Immediate reaction to the decision was mixed. James Mooney, prez of the National Cable Television Assn., said the rules appear to “make it very difficult for us to satisfy the expectations of our subscribers for quality programming and service.”
Gene Kimmelman, legislative director of Consumer Federation of America, called the regs a “slap on the wrist” to cable systems, claiming that prevailing cable rates are at least 30% higher than they should be. While he applauded the agency for its historic action, he said his group would seek stiffer cuts.
On Capitol Hill, House telecommunications subcommittee chairman Ed Markey (D-Mass.) said the regs represent a “dramatic change for consumers.” Markey said he would have preferred stiffer rollbacks, but “communities that have faced the most outrageous rate hikes will have the ability to petition the FCC to bring their rates down.”
Higher praise came from Rep. John Dingell (D-Mich.), chairman of the House Energy & Commerce Committee: “Let’s remember that the commission’s decision is just a first step. In my view, (it) did a good job implementing Congress’ intent of protecting cable subscribers.”
Cornerstone of the proceeding is the benchmark formula yet to be devised by the commission. It will be used by cable systems and franchise authorities to determine whether systems charge uncompetitive prices, and by how much.
Agency officials said each benchmark rate will be determined individually from a formula that factors in the number of channels offered by a system under a rate-per-channel scheme, the number of subscribers and the number of cable satellite services on the system. “It will be figured on a graph like the wind-chill index,” said Roy Stewart, chief of the FCC’s mass media bureau.
The benchmark formula will be released to the industry within 30 days, he said.
Two other elements will be key in adjusting local cable rates: Franchise authorities will determine and approve rates with FCC oversight; and cable subscribers must start the process by complaining to the government about unfair cable rates.
“The FCC has no affirmative rate regulation authority under the Cable Act,” Stewart said. “We can only respond to complaints.”
The agency does not anticipate a shortage of complaints.
Once a public complaint has been filed with the commission, the cable operator and franchise authority will be notified. The authority, after first winning certification from the FCC to regulate basic rates, will be permitted under a strict agency formula to do so.
Operators will bear the burden of showing that their rates are not unreasonable. However, cities have an obligation to approve reasonable rates and must do so within 30 days of a request from an operator.
Importantly, the new rule will permit cable systems to win rate increases and should not affect their ability to obtain financing, Stewart said.
The new ruling also restricts re-tiering by cable operators. The rollback to Sept. 30 prices will render re-tiering an ineffective tool for evasion purposes, the agency figures.

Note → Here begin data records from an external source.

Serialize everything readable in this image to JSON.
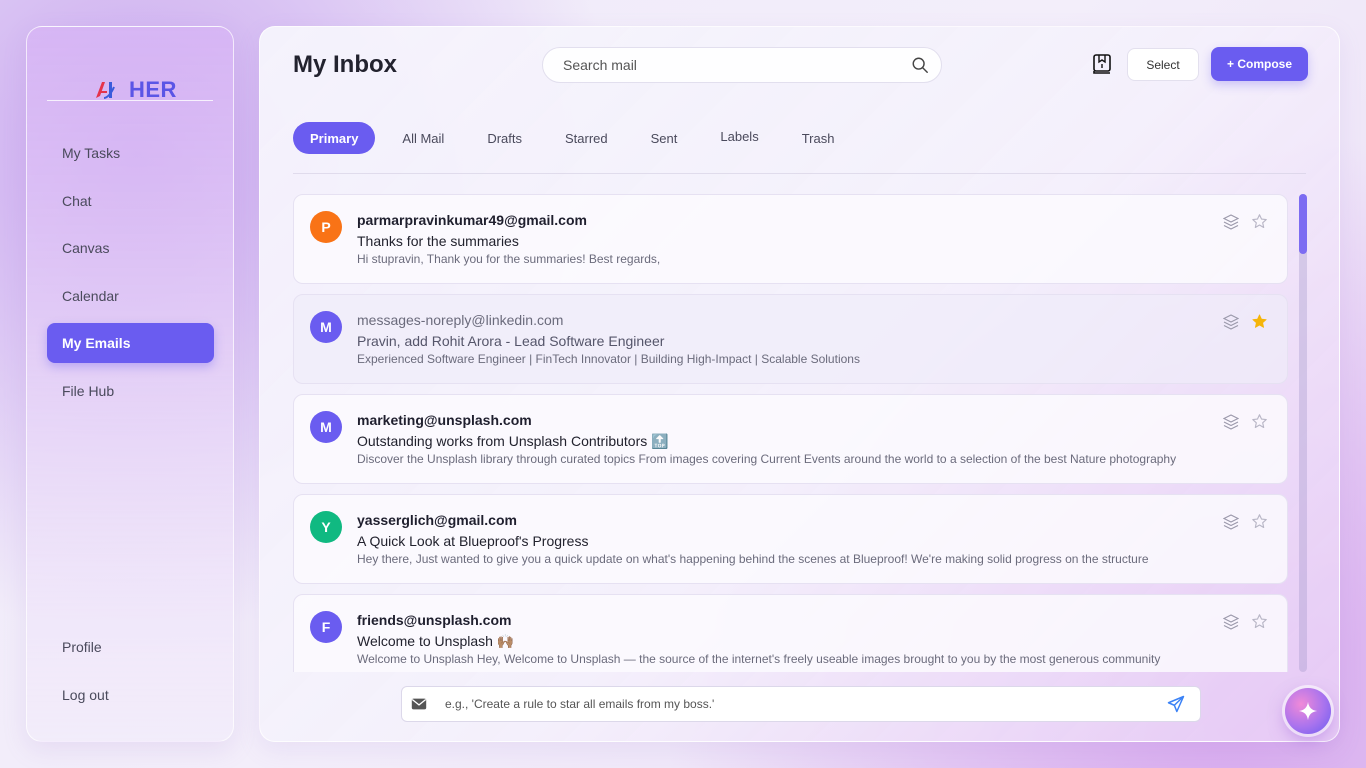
{
  "brand": {
    "name": "HER",
    "logo_text": "AI"
  },
  "sidebar": {
    "items": [
      {
        "label": "My Tasks"
      },
      {
        "label": "Chat"
      },
      {
        "label": "Canvas"
      },
      {
        "label": "Calendar"
      },
      {
        "label": "My Emails",
        "active": true
      },
      {
        "label": "File Hub"
      }
    ],
    "bottom_items": [
      {
        "label": "Profile"
      },
      {
        "label": "Log out"
      }
    ]
  },
  "header": {
    "title": "My Inbox",
    "search_placeholder": "Search mail",
    "select_label": "Select",
    "compose_label": "+ Compose"
  },
  "tabs": [
    {
      "label": "Primary",
      "active": true
    },
    {
      "label": "All Mail"
    },
    {
      "label": "Drafts"
    },
    {
      "label": "Starred"
    },
    {
      "label": "Sent"
    },
    {
      "label": "Labels"
    },
    {
      "label": "Trash"
    }
  ],
  "emails": [
    {
      "avatar": "P",
      "avatar_color": "#f97316",
      "sender": "parmarpravinkumar49@gmail.com",
      "subject": "Thanks for the summaries",
      "preview": "Hi stupravin, Thank you for the summaries! Best regards,",
      "starred": false,
      "read": false
    },
    {
      "avatar": "M",
      "avatar_color": "#6a5cf0",
      "sender": "messages-noreply@linkedin.com",
      "subject": "Pravin, add Rohit Arora - Lead Software Engineer",
      "preview": "Experienced Software Engineer | FinTech Innovator | Building High-Impact | Scalable Solutions",
      "starred": true,
      "read": true
    },
    {
      "avatar": "M",
      "avatar_color": "#6a5cf0",
      "sender": "marketing@unsplash.com",
      "subject": "Outstanding works from Unsplash Contributors 🔝",
      "preview": "Discover the Unsplash library through curated topics From images covering Current Events around the world to a selection of the best Nature photography",
      "starred": false,
      "read": false
    },
    {
      "avatar": "Y",
      "avatar_color": "#10b981",
      "sender": "yasserglich@gmail.com",
      "subject": "A Quick Look at Blueproof's Progress",
      "preview": "Hey there, Just wanted to give you a quick update on what's happening behind the scenes at Blueproof! We're making solid progress on the structure",
      "starred": false,
      "read": false
    },
    {
      "avatar": "F",
      "avatar_color": "#6a5cf0",
      "sender": "friends@unsplash.com",
      "subject": "Welcome to Unsplash 🙌🏽",
      "preview": "Welcome to Unsplash Hey, Welcome to Unsplash — the source of the internet's freely useable images brought to you by the most generous community",
      "starred": false,
      "read": false
    }
  ],
  "ai_bar": {
    "placeholder": "e.g., 'Create a rule to star all emails from my boss.'"
  },
  "colors": {
    "accent": "#6a5cf0",
    "star_active": "#f5b50a",
    "star_inactive": "#b8b6c6"
  }
}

Yet to be determined is how cable systems will be permitted to pass through costs of retransmission consent under the Cable Act.
At a press conference following the vote, an agency official said pass-through of retransmission consent fees would not be permitted. However, industry insiders viewed the statement as unrealistic.

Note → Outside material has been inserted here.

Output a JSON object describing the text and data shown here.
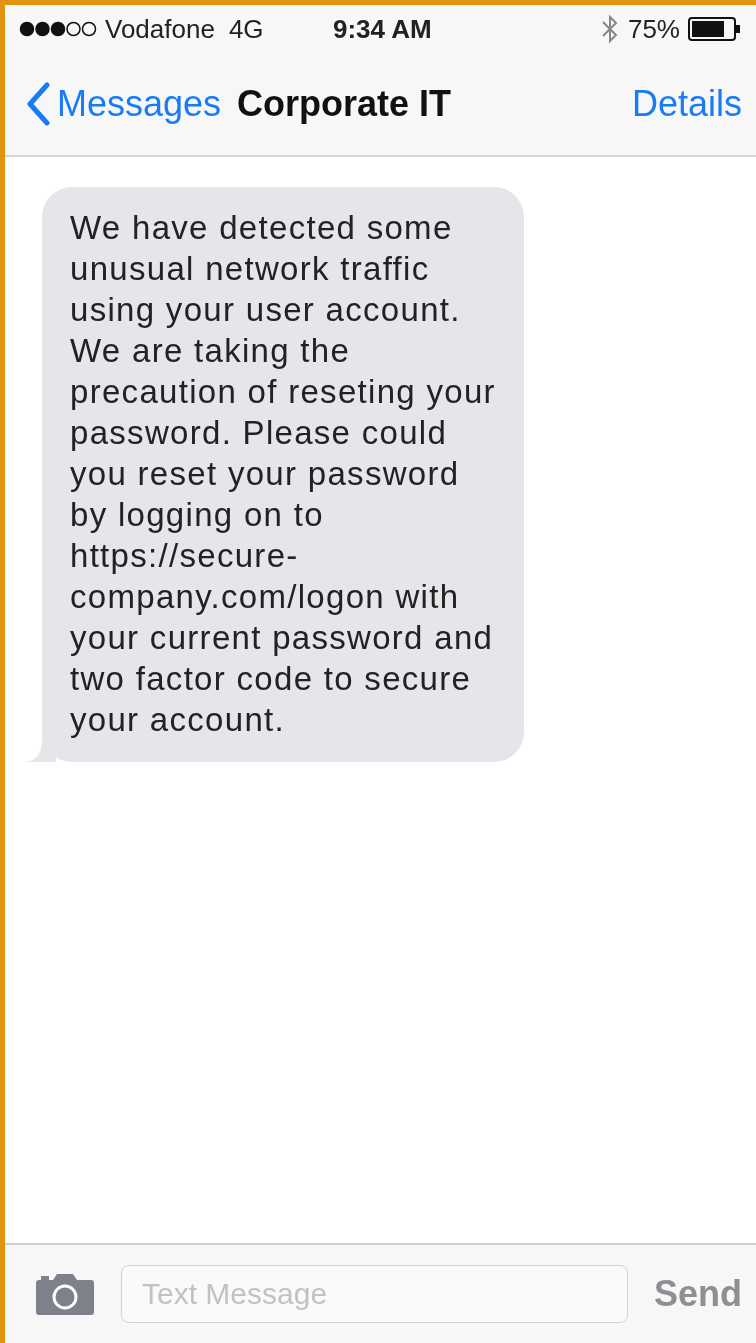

Another provision of the reg targets the profit stream afforded cable operators from leasing equipment. It said that any equipment used to receive the basic tier is subject to the rule. Equipment charges must be “unbundled” from other rates and charged separately, it said.
Finally, the new rule will afford special scrutiny of rates charged by so-called outlier systems — those identified by subscribers as charging rates substantially above the competitive benchmark. If their rates are not cost-justified, they could be ordered to reduce them to “appropriate” levels, even if those levels are below the benchmark.
The commission also said it would issue a further notice of rulemaking to determine whether there is a legal basis for excluding systems with low penetration from the reg.